**Exercise instructions:** Look through the listing below, and wherever a line has the string "Your", pull it out.
========================================================================
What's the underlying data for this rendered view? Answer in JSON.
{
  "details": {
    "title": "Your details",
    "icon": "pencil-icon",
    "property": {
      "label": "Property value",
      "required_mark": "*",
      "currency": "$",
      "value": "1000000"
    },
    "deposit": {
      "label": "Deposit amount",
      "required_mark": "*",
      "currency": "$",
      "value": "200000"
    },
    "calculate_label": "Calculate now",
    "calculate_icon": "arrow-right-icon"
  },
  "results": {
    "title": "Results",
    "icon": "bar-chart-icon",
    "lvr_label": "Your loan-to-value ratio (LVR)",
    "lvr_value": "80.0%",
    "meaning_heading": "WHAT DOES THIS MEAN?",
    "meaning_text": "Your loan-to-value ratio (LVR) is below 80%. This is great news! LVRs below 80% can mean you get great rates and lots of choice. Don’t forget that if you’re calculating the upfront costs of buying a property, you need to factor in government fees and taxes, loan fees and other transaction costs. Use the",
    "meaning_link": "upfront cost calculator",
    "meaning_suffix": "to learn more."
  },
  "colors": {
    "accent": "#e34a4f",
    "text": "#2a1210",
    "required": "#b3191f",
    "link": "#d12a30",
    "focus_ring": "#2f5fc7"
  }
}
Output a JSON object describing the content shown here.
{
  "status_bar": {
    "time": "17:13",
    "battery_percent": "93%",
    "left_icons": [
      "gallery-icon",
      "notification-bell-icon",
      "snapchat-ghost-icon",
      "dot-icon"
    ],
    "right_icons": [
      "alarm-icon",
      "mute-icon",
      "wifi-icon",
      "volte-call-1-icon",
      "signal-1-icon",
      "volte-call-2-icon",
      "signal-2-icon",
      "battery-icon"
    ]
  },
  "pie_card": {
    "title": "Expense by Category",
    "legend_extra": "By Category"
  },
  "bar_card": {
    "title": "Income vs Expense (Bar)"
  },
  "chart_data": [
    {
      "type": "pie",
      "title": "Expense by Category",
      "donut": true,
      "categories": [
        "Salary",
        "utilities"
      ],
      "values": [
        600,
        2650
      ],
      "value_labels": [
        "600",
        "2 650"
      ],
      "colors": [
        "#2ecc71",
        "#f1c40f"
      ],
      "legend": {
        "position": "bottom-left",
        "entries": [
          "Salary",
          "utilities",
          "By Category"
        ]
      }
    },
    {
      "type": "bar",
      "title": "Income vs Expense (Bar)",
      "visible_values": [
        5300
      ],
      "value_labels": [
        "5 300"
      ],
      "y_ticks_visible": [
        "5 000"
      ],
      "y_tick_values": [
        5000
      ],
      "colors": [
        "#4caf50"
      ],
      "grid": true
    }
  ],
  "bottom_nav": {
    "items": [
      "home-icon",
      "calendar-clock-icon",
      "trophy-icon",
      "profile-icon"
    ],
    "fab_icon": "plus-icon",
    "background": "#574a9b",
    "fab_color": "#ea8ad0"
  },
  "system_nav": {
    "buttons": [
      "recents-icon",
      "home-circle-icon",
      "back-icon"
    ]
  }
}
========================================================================
**Response to this task:**
    "title": "Your details",
    "lvr_label": "Your loan-to-value ratio (LVR)",
    "meaning_text": "Your loan-to-value ratio (LVR) is below 80%. This is great news! LVRs below 80% can mean you get great rates and lots of choice. Don’t forget that if you’re calculating the upfront costs of buying a property, you need to factor in government fees and taxes, loan fees and other transaction costs. Use the",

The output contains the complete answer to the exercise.